after noon. It’s my belief that the change in the wind makes the fish stop feeding. This is something I rarely talk about and when I do people just laugh at me. But I keep impeccable notes and I have that data to back up my theory. “That’s another thing that people either forget or don’t take the time to do – take notes of their day,” he said. “It’s amazing what you discover when you go back and check your notes.”
» high percenTage BaiTS
“I always start out with a swimbait to cover water,” Long said. “Once I cover some water, then I’ll move to a slower mov- ing bait like a jig. The whole key here is to hit the spot at the right angle and direction. “In the spring I fish my baits uphill and in the fall and win- ter, I fish them downhill,” he said. “Most people do the reverse of that. My reasoning for this is the fish are moving deep in fall and winter and they move up in the spring. I want my bait to move in the same direction the fish are moving.

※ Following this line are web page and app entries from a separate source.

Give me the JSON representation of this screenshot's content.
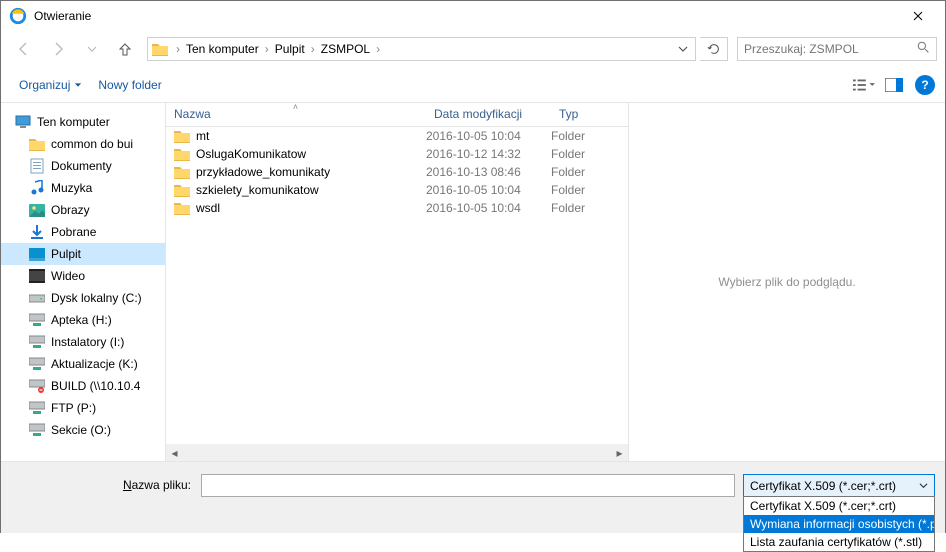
{
  "window": {
    "title": "Otwieranie"
  },
  "breadcrumbs": {
    "root": "Ten komputer",
    "p1": "Pulpit",
    "p2": "ZSMPOL"
  },
  "search": {
    "placeholder": "Przeszukaj: ZSMPOL"
  },
  "toolbar": {
    "organize": "Organizuj",
    "newfolder": "Nowy folder"
  },
  "tree": {
    "root": "Ten komputer",
    "items": [
      {
        "label": "common do bui",
        "icon": "folder"
      },
      {
        "label": "Dokumenty",
        "icon": "docs"
      },
      {
        "label": "Muzyka",
        "icon": "music"
      },
      {
        "label": "Obrazy",
        "icon": "pictures"
      },
      {
        "label": "Pobrane",
        "icon": "downloads"
      },
      {
        "label": "Pulpit",
        "icon": "desktop",
        "selected": true
      },
      {
        "label": "Wideo",
        "icon": "video"
      },
      {
        "label": "Dysk lokalny (C:)",
        "icon": "drive"
      },
      {
        "label": "Apteka (H:)",
        "icon": "netdrive"
      },
      {
        "label": "Instalatory (I:)",
        "icon": "netdrive"
      },
      {
        "label": "Aktualizacje (K:)",
        "icon": "netdrive"
      },
      {
        "label": "BUILD (\\\\10.10.4",
        "icon": "netdrive-err"
      },
      {
        "label": "FTP (P:)",
        "icon": "netdrive"
      },
      {
        "label": "Sekcie (O:)",
        "icon": "netdrive"
      }
    ]
  },
  "columns": {
    "name": "Nazwa",
    "date": "Data modyfikacji",
    "type": "Typ"
  },
  "rows": [
    {
      "name": "mt",
      "date": "2016-10-05 10:04",
      "type": "Folder"
    },
    {
      "name": "OslugaKomunikatow",
      "date": "2016-10-12 14:32",
      "type": "Folder"
    },
    {
      "name": "przykładowe_komunikaty",
      "date": "2016-10-13 08:46",
      "type": "Folder"
    },
    {
      "name": "szkielety_komunikatow",
      "date": "2016-10-05 10:04",
      "type": "Folder"
    },
    {
      "name": "wsdl",
      "date": "2016-10-05 10:04",
      "type": "Folder"
    }
  ],
  "preview": {
    "empty": "Wybierz plik do podglądu."
  },
  "bottom": {
    "filename_label_pre": "",
    "filename_label": "Nazwa pliku:",
    "filename_underline": "N",
    "filename_rest": "azwa pliku:"
  },
  "filter": {
    "selected": "Certyfikat X.509 (*.cer;*.crt)",
    "options": [
      "Certyfikat X.509 (*.cer;*.crt)",
      "Wymiana informacji osobistych (*.pfx;",
      "Lista zaufania certyfikatów (*.stl)"
    ]
  }
}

“People always ask me when they should do this or that,” he said. “That’s a hard question to answer without knowing the conditions. For example, I like to throw a swimbait to cover water – but everything has to be right. You can catch both home-guard fish on the swimbait or open water fish. “Say you have most of the fish concentrated at the 35- foot depth zone and one of your spots is between 33- and 38-feet deep. That is a good spot at that time and it could be a good time to throw a bottom-bouncing swimbait to cover water fast. But, you have to be able to envision the strike zone. Like I said before, whether you’re fishing that ‘spot on the spot’ or a more open water situation, you have to be able to put the bait where the fish are and ‘see’ what’s happening under the surface. “At other times when the fish are not as active, I’ll switch to a jig, Carolina rig with a creature bait or a big Texas rigged worm,” he added. “You want to fish slow and leave the bait